## TASK OBJECTIVE
Please return every line in the entries below with the word "color" in it.

## DATA LISTING
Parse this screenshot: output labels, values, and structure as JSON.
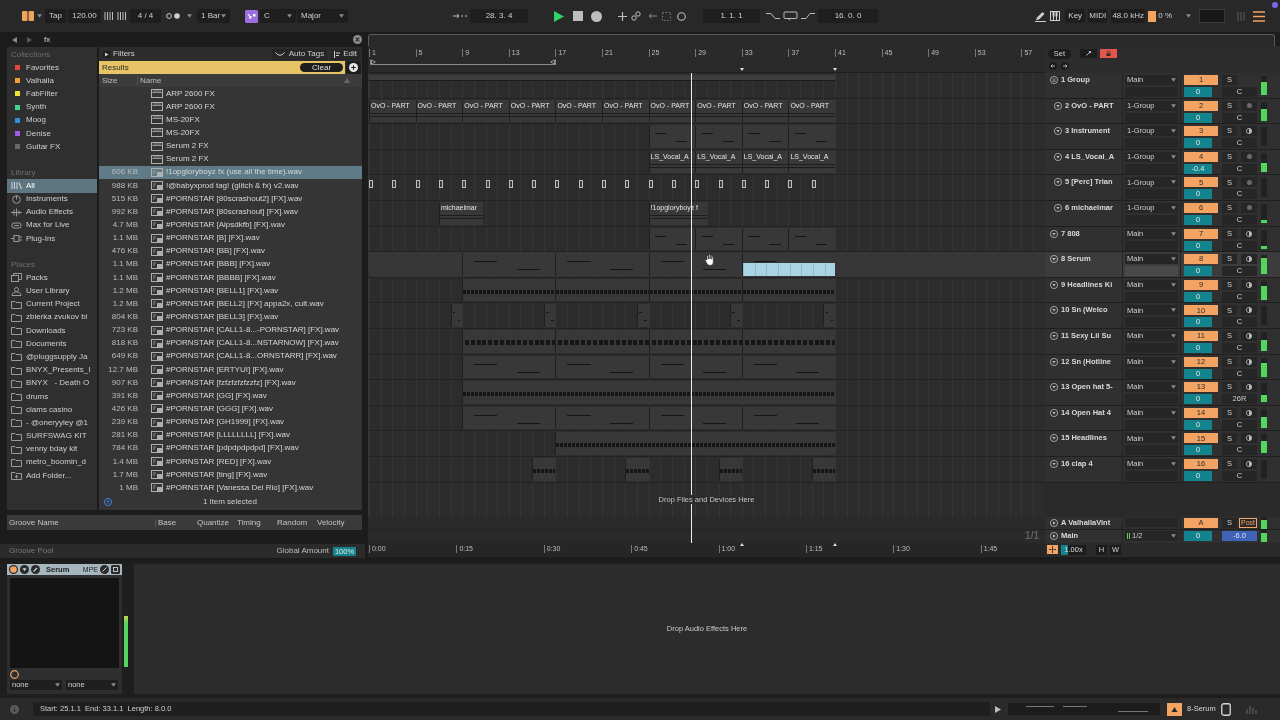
{
  "toolbar": {
    "tap": "Tap",
    "tempo": "120.00",
    "signature": "4 / 4",
    "quantize": "1 Bar",
    "key": "C",
    "scale": "Major",
    "position": "28. 3. 4",
    "loop_start": "1. 1. 1",
    "loop_length": "16. 0. 0",
    "key_button": "Key",
    "midi_button": "MIDI",
    "sample_rate": "48.0 kHz",
    "cpu": "0 %",
    "playing": true,
    "recording": false
  },
  "browser": {
    "search": "fx",
    "collections": {
      "title": "Collections",
      "items": [
        {
          "label": "Favorites",
          "color": "#e8453c",
          "selected": false
        },
        {
          "label": "Valhalla",
          "color": "#f0a030",
          "selected": false
        },
        {
          "label": "FabFilter",
          "color": "#f2e23a",
          "selected": false
        },
        {
          "label": "Synth",
          "color": "#3fd68a",
          "selected": false
        },
        {
          "label": "Moog",
          "color": "#2f8fe0",
          "selected": false
        },
        {
          "label": "Denise",
          "color": "#a45be6",
          "selected": false
        },
        {
          "label": "Guitar FX",
          "color": "#6a6a6a",
          "selected": false
        }
      ]
    },
    "library": {
      "title": "Library",
      "items": [
        {
          "label": "All",
          "selected": true
        },
        {
          "label": "Instruments",
          "selected": false
        },
        {
          "label": "Audio Effects",
          "selected": false
        },
        {
          "label": "Max for Live",
          "selected": false
        },
        {
          "label": "Plug-Ins",
          "selected": false
        }
      ]
    },
    "places": {
      "title": "Places",
      "items": [
        {
          "label": "Packs",
          "selected": false
        },
        {
          "label": "User Library",
          "selected": false
        },
        {
          "label": "Current Project",
          "selected": false
        },
        {
          "label": "zbierka zvukov bi",
          "selected": false
        },
        {
          "label": "Downloads",
          "selected": false
        },
        {
          "label": "Documents",
          "selected": false
        },
        {
          "label": "@pluggsupply Ja",
          "selected": false
        },
        {
          "label": "BNYX_Presents_I",
          "selected": false
        },
        {
          "label": "BNYX   - Death O",
          "selected": false
        },
        {
          "label": "drums",
          "selected": false
        },
        {
          "label": "clams casino",
          "selected": false
        },
        {
          "label": "- @oneryyley @1",
          "selected": false
        },
        {
          "label": "SURFSWAG KIT",
          "selected": false
        },
        {
          "label": "venny bday kit",
          "selected": false
        },
        {
          "label": "metro_boomin_d",
          "selected": false
        },
        {
          "label": "Add Folder...",
          "selected": false
        }
      ]
    },
    "filters": "Filters",
    "auto_tags": "Auto Tags",
    "edit": "Edit",
    "results": "Results",
    "clear": "Clear",
    "columns": [
      "Size",
      "Name"
    ],
    "rows": [
      {
        "kind": "preset",
        "name": "ARP 2600 FX",
        "selected": false
      },
      {
        "kind": "preset",
        "name": "ARP 2600 FX",
        "selected": false
      },
      {
        "kind": "preset",
        "name": "MS-20FX",
        "selected": false
      },
      {
        "kind": "preset",
        "name": "MS-20FX",
        "selected": false
      },
      {
        "kind": "preset",
        "name": "Serum 2 FX",
        "selected": false
      },
      {
        "kind": "preset",
        "name": "Serum 2 FX",
        "selected": false
      },
      {
        "kind": "audio",
        "size": "606 KB",
        "name": "!1opgloryboyz fx (use all the time).wav",
        "selected": true
      },
      {
        "kind": "audio",
        "size": "988 KB",
        "name": "!@babyxprod tag! (glitch & fx) v2.wav",
        "selected": false
      },
      {
        "kind": "audio",
        "size": "515 KB",
        "name": "#PORNSTAR [80scrashout2] [FX].wav",
        "selected": false
      },
      {
        "kind": "audio",
        "size": "992 KB",
        "name": "#PORNSTAR [80scrashout] [FX].wav",
        "selected": false
      },
      {
        "kind": "audio",
        "size": "4.7 MB",
        "name": "#PORNSTAR [Aipsdkfb] [FX].wav",
        "selected": false
      },
      {
        "kind": "audio",
        "size": "1.1 MB",
        "name": "#PORNSTAR [B] [FX].wav",
        "selected": false
      },
      {
        "kind": "audio",
        "size": "476 KB",
        "name": "#PORNSTAR [BB] [FX].wav",
        "selected": false
      },
      {
        "kind": "audio",
        "size": "1.1 MB",
        "name": "#PORNSTAR [BBB] [FX].wav",
        "selected": false
      },
      {
        "kind": "audio",
        "size": "1.1 MB",
        "name": "#PORNSTAR [BBBB] [FX].wav",
        "selected": false
      },
      {
        "kind": "audio",
        "size": "1.2 MB",
        "name": "#PORNSTAR [BELL1] [FX].wav",
        "selected": false
      },
      {
        "kind": "audio",
        "size": "1.2 MB",
        "name": "#PORNSTAR [BELL2] [FX] appa2x, cult.wav",
        "selected": false
      },
      {
        "kind": "audio",
        "size": "804 KB",
        "name": "#PORNSTAR [BELL3] [FX].wav",
        "selected": false
      },
      {
        "kind": "audio",
        "size": "723 KB",
        "name": "#PORNSTAR [CALL1-8...-PORNSTAR] [FX].wav",
        "selected": false
      },
      {
        "kind": "audio",
        "size": "818 KB",
        "name": "#PORNSTAR [CALL1-8...NSTARNOW] [FX].wav",
        "selected": false
      },
      {
        "kind": "audio",
        "size": "649 KB",
        "name": "#PORNSTAR [CALL1-8...ORNSTARR] [FX].wav",
        "selected": false
      },
      {
        "kind": "audio",
        "size": "12.7 MB",
        "name": "#PORNSTAR [ERTYUI] [FX].wav",
        "selected": false
      },
      {
        "kind": "audio",
        "size": "907 KB",
        "name": "#PORNSTAR [fzfzfzfzfzzfz] [FX].wav",
        "selected": false
      },
      {
        "kind": "audio",
        "size": "391 KB",
        "name": "#PORNSTAR [GG] [FX].wav",
        "selected": false
      },
      {
        "kind": "audio",
        "size": "426 KB",
        "name": "#PORNSTAR [GGG] [FX].wav",
        "selected": false
      },
      {
        "kind": "audio",
        "size": "239 KB",
        "name": "#PORNSTAR [GH1999] [FX].wav",
        "selected": false
      },
      {
        "kind": "audio",
        "size": "281 KB",
        "name": "#PORNSTAR [LLLLLLLL] [FX].wav",
        "selected": false
      },
      {
        "kind": "audio",
        "size": "784 KB",
        "name": "#PORNSTAR [pdpdpdpdpd] [FX].wav",
        "selected": false
      },
      {
        "kind": "audio",
        "size": "1.4 MB",
        "name": "#PORNSTAR [RED] [FX].wav",
        "selected": false
      },
      {
        "kind": "audio",
        "size": "1.7 MB",
        "name": "#PORNSTAR [ting] [FX].wav",
        "selected": false
      },
      {
        "kind": "audio",
        "size": "1 MB",
        "name": "#PORNSTAR [Vanessa Del Rio] [FX].wav",
        "selected": false
      }
    ],
    "footer": "1 item selected"
  },
  "groove_pool": {
    "columns": [
      "Groove Name",
      "Base",
      "Quantize",
      "Timing",
      "Random",
      "Velocity"
    ],
    "title": "Groove Pool",
    "global_amount_label": "Global Amount",
    "global_amount": "100%"
  },
  "arrangement": {
    "set": "Set",
    "bar_numbers": [
      "1",
      "5",
      "9",
      "13",
      "17",
      "21",
      "25",
      "29",
      "33",
      "37",
      "41",
      "45",
      "49",
      "53",
      "57"
    ],
    "tracks": [
      {
        "name": "1 Group",
        "kind": "group",
        "output": "Main",
        "number": "1",
        "active": true,
        "solo": {
          "label": "S",
          "on": false
        },
        "volume": "0",
        "pan": "C",
        "selected": false,
        "level": 0.7,
        "children": [
          {
            "name": "2 OvO - PART",
            "kind": "audio",
            "output": "1-Group",
            "number": "2",
            "active": true,
            "solo": {
              "label": "S",
              "on": false
            },
            "armed": false,
            "volume": "0",
            "pan": "C",
            "selected": false,
            "level": 0.6,
            "clips": [
              "OvO - PART",
              "OvO - PART",
              "OvO - PART",
              "OvO - PART",
              "OvO - PART",
              "OvO - PART",
              "OvO - PART",
              "OvO - PART",
              "OvO - PART",
              "OvO - PART"
            ]
          },
          {
            "name": "3 Instrument",
            "kind": "midi",
            "output": "1-Group",
            "number": "3",
            "active": true,
            "solo": {
              "label": "S",
              "on": false
            },
            "armed": false,
            "volume": "0",
            "pan": "C",
            "selected": false,
            "level": 0
          },
          {
            "name": "4 LS_Vocal_A",
            "kind": "audio",
            "output": "1-Group",
            "number": "4",
            "active": true,
            "solo": {
              "label": "S",
              "on": false
            },
            "armed": false,
            "volume": "-0.4",
            "pan": "C",
            "selected": false,
            "level": 0.45,
            "clips": [
              "LS_Vocal_A",
              "LS_Vocal_A",
              "LS_Vocal_A",
              "LS_Vocal_A"
            ]
          },
          {
            "name": "5 [Perc] Trian",
            "kind": "audio",
            "output": "1-Group",
            "number": "5",
            "active": true,
            "solo": {
              "label": "S",
              "on": false
            },
            "armed": false,
            "volume": "0",
            "pan": "C",
            "selected": false,
            "level": 0
          },
          {
            "name": "6 michaelmar",
            "kind": "audio",
            "output": "1-Group",
            "number": "6",
            "active": true,
            "solo": {
              "label": "S",
              "on": false
            },
            "armed": false,
            "volume": "0",
            "pan": "C",
            "selected": false,
            "level": 0.15,
            "clips": [
              "michaelmar",
              "!1opgloryboyz f"
            ]
          }
        ]
      },
      {
        "name": "7 808",
        "kind": "midi",
        "output": "Main",
        "number": "7",
        "active": true,
        "solo": {
          "label": "S",
          "on": false
        },
        "armed": false,
        "volume": "0",
        "pan": "C",
        "selected": false,
        "level": 0.15
      },
      {
        "name": "8 Serum",
        "kind": "midi",
        "output": "Main",
        "number": "8",
        "active": true,
        "solo": {
          "label": "S",
          "on": false
        },
        "armed": false,
        "volume": "0",
        "pan": "C",
        "selected": true,
        "level": 0.85
      },
      {
        "name": "9 Headlines Ki",
        "kind": "midi",
        "output": "Main",
        "number": "9",
        "active": true,
        "solo": {
          "label": "S",
          "on": false
        },
        "armed": false,
        "volume": "0",
        "pan": "C",
        "selected": false,
        "level": 0.75
      },
      {
        "name": "10 Sn (Welco",
        "kind": "midi",
        "output": "Main",
        "number": "10",
        "active": true,
        "solo": {
          "label": "S",
          "on": false
        },
        "armed": false,
        "volume": "0",
        "pan": "C",
        "selected": false,
        "level": 0
      },
      {
        "name": "11 Sexy Lil Su",
        "kind": "midi",
        "output": "Main",
        "number": "11",
        "active": true,
        "solo": {
          "label": "S",
          "on": false
        },
        "armed": false,
        "volume": "0",
        "pan": "C",
        "selected": false,
        "level": 0.6
      },
      {
        "name": "12 Sn (Hotline",
        "kind": "midi",
        "output": "Main",
        "number": "12",
        "active": true,
        "solo": {
          "label": "S",
          "on": false
        },
        "armed": false,
        "volume": "0",
        "pan": "C",
        "selected": false,
        "level": 0.7
      },
      {
        "name": "13 Open hat 5-",
        "kind": "midi",
        "output": "Main",
        "number": "13",
        "active": true,
        "solo": {
          "label": "S",
          "on": false
        },
        "armed": false,
        "volume": "0",
        "pan": "26R",
        "selected": false,
        "level": 0.35
      },
      {
        "name": "14 Open Hat 4",
        "kind": "midi",
        "output": "Main",
        "number": "14",
        "active": true,
        "solo": {
          "label": "S",
          "on": false
        },
        "armed": false,
        "volume": "0",
        "pan": "C",
        "selected": false,
        "level": 0.55
      },
      {
        "name": "15 Headlines",
        "kind": "midi",
        "output": "Main",
        "number": "15",
        "active": true,
        "solo": {
          "label": "S",
          "on": false
        },
        "armed": false,
        "volume": "0",
        "pan": "C",
        "selected": false,
        "level": 0.65
      },
      {
        "name": "16 clap 4",
        "kind": "midi",
        "output": "Main",
        "number": "16",
        "active": true,
        "solo": {
          "label": "S",
          "on": false
        },
        "armed": false,
        "volume": "0",
        "pan": "C",
        "selected": false,
        "level": 0
      }
    ],
    "drop_hint": "Drop Files and Devices Here",
    "returns": [
      {
        "name": "A ValhallaVint",
        "letter": "A",
        "active": true,
        "solo": {
          "label": "S",
          "on": false
        },
        "mode": "Post",
        "level": 0.7
      }
    ],
    "main": {
      "name": "Main",
      "output": "1/2",
      "volume": "0",
      "value_2": "-6.0",
      "level": 0.75
    },
    "page": "1/1",
    "time_labels": [
      "0:00",
      "0:15",
      "0:30",
      "0:45",
      "1:00",
      "1:15",
      "1:30",
      "1:45"
    ],
    "zoom": "1.00x",
    "h_button": "H",
    "w_button": "W"
  },
  "device": {
    "name": "Serum",
    "badge": "MPE",
    "on": true,
    "selectors": [
      "none",
      "none"
    ],
    "level": 0.9,
    "drop_hint": "Drop Audio Effects Here"
  },
  "status_bar": {
    "text": "Start: 25.1.1  End: 33.1.1  Length: 8.0.0",
    "track": "8-Serum"
  }
}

## REPLY
          "color": "#e8453c",
          "color": "#f0a030",
          "color": "#f2e23a",
          "color": "#3fd68a",
          "color": "#2f8fe0",
          "color": "#a45be6",
          "color": "#6a6a6a",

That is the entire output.